WordPress.com SEO Wizard

Princeton Equity Group email campaigns

The problem

Historically, the WordPress.com application has done a poor job in providing our users assistance once they are ready to take their site to the next level – and by “next level”, that means beyond the site-building aspect.

Once they get the basics together, they’re faced with the challenge of bringing in qualified traffic and leads. In 1:1 sessions with customers, these remain to be the top goals of users each month:

  1. Build an audience or brand / generate traffic
  2. Generate leads
  3. Sell physical goods
  4. Awareness of physical business


  • Design lead
  • Product and UX design
  • UI design

Number one concern

In a recent user deep dive survey, “bringing in traffic” was the #1 concern, making up 25% of the total respondents.

In previous research, we have learned that traffic directly impacted a site’s survival rate –  a user will less likely churn if they see traffic coming in to their site within 60-90 days of account creation.

Reaching out to Support

In previous customer interviews, we have learned that many of our users have been bootstrapping their businesses; learning the promotional aspects of it on their own.

We have provided recommendations, but only after they have explicitly reached out to Support. Users shouldn’t have to reach out to Support to obtain information that they should just be able to organically find.

The current state

Typically, when a user reaches out to Support with “generating traffic” or “SEO” as a concern, we direct them to the “Traffic” settings page.

This page is not helpful, especially to a non-technical user. Oftentimes, they still end up reaching out to Support for assistance.


Our goal for this project’s first version was to build an SEO Wizard, a setup assistant that introduced and guided users on SEO in small, digestible, and easy to understand sets of information.

The eventual goal was to build a more robust tool, but as a first step, we wanted to lay the groundwork for the user first by allowing them to complete the fundamentals before introducing them to more advanced SEO strategies.

Design process

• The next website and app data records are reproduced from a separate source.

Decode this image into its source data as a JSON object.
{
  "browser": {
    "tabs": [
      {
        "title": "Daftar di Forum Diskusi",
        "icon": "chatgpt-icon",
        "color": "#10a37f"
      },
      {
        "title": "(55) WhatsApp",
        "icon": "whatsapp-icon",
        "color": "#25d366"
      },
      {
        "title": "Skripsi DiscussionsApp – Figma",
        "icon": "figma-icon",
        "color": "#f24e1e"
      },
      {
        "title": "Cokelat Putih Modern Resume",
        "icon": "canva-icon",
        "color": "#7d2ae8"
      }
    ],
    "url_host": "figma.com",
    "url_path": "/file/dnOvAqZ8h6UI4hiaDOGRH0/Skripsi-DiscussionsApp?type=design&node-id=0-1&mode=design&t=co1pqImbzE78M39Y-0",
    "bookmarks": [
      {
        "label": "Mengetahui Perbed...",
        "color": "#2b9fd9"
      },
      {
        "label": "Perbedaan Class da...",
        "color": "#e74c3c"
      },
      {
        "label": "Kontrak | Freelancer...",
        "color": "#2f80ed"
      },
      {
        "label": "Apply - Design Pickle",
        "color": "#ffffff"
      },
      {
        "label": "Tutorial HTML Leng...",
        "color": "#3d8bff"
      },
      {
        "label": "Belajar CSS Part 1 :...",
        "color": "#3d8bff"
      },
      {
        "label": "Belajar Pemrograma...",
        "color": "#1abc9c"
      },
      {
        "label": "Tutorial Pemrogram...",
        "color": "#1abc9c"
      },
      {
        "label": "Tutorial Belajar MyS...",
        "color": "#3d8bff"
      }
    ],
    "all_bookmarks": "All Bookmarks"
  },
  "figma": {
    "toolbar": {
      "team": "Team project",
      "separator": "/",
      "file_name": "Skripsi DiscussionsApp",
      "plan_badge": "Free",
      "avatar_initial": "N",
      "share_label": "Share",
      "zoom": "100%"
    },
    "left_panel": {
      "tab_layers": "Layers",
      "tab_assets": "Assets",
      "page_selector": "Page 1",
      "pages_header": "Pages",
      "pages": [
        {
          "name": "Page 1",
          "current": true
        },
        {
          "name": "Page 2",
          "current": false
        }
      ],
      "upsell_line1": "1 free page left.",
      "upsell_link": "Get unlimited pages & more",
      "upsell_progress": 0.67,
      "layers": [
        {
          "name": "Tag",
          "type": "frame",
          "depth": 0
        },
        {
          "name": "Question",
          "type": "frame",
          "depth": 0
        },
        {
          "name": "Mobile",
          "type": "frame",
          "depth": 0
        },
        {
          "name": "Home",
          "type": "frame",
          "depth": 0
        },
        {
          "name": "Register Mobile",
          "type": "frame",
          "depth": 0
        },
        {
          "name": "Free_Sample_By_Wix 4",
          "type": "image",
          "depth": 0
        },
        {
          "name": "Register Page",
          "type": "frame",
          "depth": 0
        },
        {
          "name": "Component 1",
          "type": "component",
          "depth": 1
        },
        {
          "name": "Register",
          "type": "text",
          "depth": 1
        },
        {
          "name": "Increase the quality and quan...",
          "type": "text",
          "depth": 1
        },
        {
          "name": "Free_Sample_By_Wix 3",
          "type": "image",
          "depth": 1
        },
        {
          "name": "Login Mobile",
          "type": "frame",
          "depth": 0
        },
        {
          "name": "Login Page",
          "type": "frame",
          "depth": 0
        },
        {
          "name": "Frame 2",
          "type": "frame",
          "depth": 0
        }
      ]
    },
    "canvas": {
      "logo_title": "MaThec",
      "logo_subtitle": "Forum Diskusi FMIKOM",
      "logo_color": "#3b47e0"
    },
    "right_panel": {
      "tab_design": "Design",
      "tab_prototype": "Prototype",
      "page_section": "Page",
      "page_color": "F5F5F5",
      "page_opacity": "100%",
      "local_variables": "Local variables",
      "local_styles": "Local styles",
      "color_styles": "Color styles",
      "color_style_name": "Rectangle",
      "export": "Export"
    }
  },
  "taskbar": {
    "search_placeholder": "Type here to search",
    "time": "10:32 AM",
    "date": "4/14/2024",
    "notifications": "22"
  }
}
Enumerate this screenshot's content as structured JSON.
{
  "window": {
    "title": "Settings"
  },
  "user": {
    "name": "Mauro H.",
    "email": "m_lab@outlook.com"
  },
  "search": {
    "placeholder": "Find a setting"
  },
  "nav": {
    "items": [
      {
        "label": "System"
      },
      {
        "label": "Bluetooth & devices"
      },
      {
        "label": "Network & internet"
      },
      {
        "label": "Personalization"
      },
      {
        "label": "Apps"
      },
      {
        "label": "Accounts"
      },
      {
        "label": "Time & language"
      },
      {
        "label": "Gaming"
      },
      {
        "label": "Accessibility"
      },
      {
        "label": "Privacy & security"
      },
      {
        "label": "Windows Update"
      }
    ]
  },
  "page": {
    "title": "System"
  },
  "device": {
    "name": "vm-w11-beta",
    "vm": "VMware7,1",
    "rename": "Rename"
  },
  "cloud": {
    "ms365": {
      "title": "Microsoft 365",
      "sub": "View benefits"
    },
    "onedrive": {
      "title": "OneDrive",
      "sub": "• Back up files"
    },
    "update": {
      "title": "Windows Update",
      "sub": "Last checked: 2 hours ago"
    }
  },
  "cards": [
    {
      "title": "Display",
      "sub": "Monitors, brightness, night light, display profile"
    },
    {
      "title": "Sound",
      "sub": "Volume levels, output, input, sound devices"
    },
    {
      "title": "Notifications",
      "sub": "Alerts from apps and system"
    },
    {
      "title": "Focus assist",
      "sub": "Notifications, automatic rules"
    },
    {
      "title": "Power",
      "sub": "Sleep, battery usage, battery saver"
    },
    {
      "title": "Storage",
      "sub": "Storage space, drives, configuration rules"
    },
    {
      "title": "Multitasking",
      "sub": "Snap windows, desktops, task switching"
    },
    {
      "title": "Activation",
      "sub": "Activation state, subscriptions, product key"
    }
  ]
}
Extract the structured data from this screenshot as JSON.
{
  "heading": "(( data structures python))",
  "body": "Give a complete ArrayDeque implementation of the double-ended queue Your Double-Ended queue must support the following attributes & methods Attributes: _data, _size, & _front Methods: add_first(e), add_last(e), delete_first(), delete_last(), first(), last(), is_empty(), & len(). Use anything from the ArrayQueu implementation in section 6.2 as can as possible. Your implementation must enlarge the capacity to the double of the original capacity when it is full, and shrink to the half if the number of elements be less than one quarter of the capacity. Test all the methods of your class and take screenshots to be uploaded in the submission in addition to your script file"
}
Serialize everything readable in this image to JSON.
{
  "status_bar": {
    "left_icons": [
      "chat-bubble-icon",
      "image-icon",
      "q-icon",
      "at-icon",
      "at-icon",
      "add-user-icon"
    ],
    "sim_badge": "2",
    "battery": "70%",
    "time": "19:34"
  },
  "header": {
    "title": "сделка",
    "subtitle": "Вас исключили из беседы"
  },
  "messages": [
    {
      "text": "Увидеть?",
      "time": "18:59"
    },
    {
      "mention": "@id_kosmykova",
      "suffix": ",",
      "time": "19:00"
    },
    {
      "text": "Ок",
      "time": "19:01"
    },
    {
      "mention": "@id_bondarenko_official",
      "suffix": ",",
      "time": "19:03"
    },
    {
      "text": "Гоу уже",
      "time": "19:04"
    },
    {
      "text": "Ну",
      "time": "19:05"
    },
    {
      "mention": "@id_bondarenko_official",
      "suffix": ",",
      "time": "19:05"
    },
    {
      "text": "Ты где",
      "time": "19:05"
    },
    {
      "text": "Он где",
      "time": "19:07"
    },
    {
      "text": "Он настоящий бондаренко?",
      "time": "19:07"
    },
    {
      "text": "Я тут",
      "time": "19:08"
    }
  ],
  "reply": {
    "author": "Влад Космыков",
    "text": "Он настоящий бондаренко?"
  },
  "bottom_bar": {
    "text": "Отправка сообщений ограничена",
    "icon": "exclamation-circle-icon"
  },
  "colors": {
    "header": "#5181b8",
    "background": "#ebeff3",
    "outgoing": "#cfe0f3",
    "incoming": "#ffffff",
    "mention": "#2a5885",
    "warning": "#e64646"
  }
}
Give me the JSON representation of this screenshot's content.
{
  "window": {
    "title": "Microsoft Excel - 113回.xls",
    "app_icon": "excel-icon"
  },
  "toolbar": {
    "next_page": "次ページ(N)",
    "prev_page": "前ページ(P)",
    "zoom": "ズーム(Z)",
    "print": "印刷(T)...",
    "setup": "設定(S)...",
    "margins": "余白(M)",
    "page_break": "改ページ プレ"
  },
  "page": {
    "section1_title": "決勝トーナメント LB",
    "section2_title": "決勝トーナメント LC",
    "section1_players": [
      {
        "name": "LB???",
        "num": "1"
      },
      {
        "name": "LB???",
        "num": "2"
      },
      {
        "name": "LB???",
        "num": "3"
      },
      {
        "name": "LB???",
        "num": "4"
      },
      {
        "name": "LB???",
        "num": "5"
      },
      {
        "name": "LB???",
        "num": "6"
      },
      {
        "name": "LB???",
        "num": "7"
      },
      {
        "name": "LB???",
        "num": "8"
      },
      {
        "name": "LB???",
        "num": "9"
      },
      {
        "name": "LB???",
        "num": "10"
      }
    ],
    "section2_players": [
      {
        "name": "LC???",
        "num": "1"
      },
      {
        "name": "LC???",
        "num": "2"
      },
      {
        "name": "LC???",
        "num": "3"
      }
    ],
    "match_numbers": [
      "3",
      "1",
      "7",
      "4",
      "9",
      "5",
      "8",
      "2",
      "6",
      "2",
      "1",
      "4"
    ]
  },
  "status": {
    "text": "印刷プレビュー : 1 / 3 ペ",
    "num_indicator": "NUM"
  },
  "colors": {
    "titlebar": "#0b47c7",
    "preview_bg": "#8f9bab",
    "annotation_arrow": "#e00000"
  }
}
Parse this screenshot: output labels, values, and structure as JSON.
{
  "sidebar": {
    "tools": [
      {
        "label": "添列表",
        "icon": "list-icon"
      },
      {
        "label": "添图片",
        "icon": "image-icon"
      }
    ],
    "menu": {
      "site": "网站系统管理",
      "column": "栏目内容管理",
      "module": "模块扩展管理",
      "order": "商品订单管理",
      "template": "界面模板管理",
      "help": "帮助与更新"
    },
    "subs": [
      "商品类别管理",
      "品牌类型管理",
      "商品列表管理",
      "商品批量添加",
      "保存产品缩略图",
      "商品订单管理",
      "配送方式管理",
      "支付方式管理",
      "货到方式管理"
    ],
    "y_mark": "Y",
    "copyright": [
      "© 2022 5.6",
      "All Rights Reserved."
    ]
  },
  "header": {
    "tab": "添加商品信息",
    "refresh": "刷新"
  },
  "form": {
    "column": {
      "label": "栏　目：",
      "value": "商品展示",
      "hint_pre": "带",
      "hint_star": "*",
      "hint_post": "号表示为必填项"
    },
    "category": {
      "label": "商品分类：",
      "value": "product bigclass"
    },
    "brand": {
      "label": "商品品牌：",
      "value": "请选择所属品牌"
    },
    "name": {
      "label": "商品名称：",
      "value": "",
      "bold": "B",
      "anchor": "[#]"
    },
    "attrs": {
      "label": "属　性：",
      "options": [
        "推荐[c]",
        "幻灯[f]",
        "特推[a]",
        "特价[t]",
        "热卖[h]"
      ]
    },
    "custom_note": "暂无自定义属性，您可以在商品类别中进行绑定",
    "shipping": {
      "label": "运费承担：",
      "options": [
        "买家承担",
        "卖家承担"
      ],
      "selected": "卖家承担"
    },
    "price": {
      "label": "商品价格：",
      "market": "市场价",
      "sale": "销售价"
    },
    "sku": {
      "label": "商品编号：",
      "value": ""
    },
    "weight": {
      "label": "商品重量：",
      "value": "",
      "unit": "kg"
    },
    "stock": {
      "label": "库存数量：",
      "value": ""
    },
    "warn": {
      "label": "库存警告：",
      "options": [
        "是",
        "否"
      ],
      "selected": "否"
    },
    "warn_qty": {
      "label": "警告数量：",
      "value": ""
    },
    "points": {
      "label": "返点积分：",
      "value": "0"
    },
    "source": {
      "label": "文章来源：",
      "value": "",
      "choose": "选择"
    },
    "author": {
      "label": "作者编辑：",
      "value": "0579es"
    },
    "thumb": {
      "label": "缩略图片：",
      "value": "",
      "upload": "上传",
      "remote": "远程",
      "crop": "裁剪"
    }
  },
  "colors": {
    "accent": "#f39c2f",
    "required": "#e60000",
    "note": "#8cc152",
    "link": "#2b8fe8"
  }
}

We had gone through several brainstorming sessions and iterations with the team to carefully decide what steps to include in the wizard. In addition, with the nature of platform, there were many other things to consider such as the user’s subscription plan, the plugins they have installed, etc. – all of which added complexity to the flow.

After team discussions and low-fidelity iterations, we have distilled it down to 6 steps.

We had initially considered using the Checklist, an already existing component within the company’s developing design system, but since this wizard contained tasks that had to be completed in a more sequential manner, it made more sense to approach it differently.


In the final design, we wanted something that novice users would find helpful, but at the same time, be also useful to those who are a bit technically adept. Instead of just taking users to an overwhelming page with all of their SEO settings, our goal was to provide a bit more guidance and assistance in bit-sized chunks. Ultimately, the user would need to produce more content consistently in order to remain competitive, hence, we provide continued assistance by giving them educational materials once the wizard has been successfully completed.